> **Task instructions**
Within the records, which lines hold the string "Click"? Report each one by copying it.

Records provided Start Marker

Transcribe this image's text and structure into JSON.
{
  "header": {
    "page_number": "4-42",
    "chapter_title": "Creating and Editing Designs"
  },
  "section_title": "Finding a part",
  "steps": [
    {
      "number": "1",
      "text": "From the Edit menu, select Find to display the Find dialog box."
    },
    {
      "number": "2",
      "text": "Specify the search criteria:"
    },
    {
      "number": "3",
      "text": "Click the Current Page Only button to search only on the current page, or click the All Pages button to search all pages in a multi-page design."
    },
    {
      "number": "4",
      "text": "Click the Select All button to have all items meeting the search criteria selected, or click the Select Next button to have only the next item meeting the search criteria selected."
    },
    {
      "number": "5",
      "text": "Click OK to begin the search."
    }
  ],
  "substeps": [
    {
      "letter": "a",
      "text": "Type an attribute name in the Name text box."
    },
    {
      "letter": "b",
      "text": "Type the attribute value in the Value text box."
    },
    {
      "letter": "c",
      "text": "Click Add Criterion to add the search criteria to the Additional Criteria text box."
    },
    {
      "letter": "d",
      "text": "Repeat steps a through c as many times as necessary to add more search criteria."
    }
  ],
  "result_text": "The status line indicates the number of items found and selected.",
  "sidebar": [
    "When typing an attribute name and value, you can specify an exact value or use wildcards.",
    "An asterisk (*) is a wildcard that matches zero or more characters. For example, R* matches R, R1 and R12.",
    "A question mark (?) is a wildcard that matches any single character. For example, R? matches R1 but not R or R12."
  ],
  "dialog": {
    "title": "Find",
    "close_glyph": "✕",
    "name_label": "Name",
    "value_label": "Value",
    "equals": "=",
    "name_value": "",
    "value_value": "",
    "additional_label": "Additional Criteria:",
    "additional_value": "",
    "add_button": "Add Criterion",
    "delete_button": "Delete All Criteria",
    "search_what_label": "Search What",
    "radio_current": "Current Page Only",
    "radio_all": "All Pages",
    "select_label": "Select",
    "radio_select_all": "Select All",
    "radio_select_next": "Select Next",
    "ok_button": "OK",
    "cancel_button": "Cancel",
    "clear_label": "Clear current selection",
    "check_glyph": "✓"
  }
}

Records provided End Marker

> **Task answer**
      "text": "Click the Current Page Only button to search only on the current page, or click the All Pages button to search all pages in a multi-page design."
      "text": "Click the Select All button to have all items meeting the search criteria selected, or click the Select Next button to have only the next item meeting the search criteria selected."
      "text": "Click OK to begin the search."
      "text": "Click Add Criterion to add the search criteria to the Additional Criteria text box."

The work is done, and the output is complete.